SAN JOSE, Calif.—PCI Express, an emerging incumbent to the PCI standard used to connect computers to other computers and peripherals, will begin to find its way into Intel Corp. products, executives with the giant chip makers said here on Wednesday.
In his keynote speech at the Intel Developer Forum 2003, Mike Fister, senior vice president and general manager of Intels Enterprise Products Group, said PCI Express will be integrated into the new chip sets that will roll out in 2004.
That will include the chip set code-named Twin Castle for OEMs as well as the Lindenhurst chip set for dual-processor systems and Tumwater for workstations. Fister also said Intel next year will launch Lindenhurst-VS, for lower-cost servers.
Intel officials said PCI Express enhanced bandwidth will help as the industry starts cranking out faster chips and users demand more memory and better graphics capabilities.
In an interview following the keynote, Intel Chief Technology Officer Pat Gelsinger said the current architecture, PCI, is running out of headroom, and that PCI Express will begin to take over next year.
“In 05 there will just be an avalanche of products,” Gelsinger said.
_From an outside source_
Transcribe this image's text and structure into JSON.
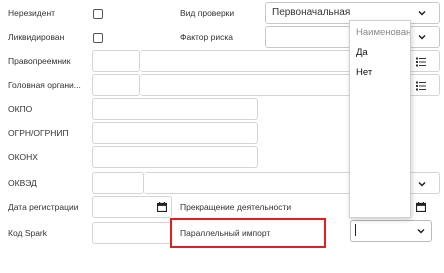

Intel intends to integrate the new architecture throughout all of its offerings, from mobile products to the largest servers, officials said.
The new interconnect already is beginning to emerge, with some demonstrations from companies at the show to Neil Hand, director of worldwide marketing for Dell Inc.s Product Group, saying at Fisters keynote that all of the companys PowerEdge server products will incorporate PCI Express starting next year.
Unlike PCI, PCI Express is a serial link, enabling more data to move through fewer lines than the parallel delivery in PCI. Also, PCI Express links will run faster, at 2.5GHz as opposed to 133MHz.
Fister said PCI Express was only one of the ways Intel was enhancing its enterprise offerings.
“Companies need to run their businesses better, faster and cheaper,” he said.
To that end, Fister announced a blade server family of products, starting with the two-way Server Compute Blade SBXL52, powered by Xeon chips, and plans to launch a four-way system, code-named McCarran, later this year.
Management of the blades will come via Intels Management Module and Veritas Software Corp.s OpForce deployment software.
Fister also touched upon the Xeon road map, which includes the dual-dore Tulsa chip for multiple-chip systems after 2004, and Jayhawk, a dual-processor chip that will come out at a higher frequency than next years Nocona processor. Nocona will be release at more than 3.2GHz.
In addition, Fister said that Intanium-based systems will play an increasinlgy larger role in high-performance computing environments. He said that the number of Intel-based systems on the Top 500 list of supercomputers grew from two years ago to 119 last year.
Intel last week rolled out an Itanium chip optimized for dual-processor HPC systems. That chip will run at 1.4GHz but offer 1.5MB of L3 cache, compared with the 6MB in the “Madison” Itanium 2 6M chip.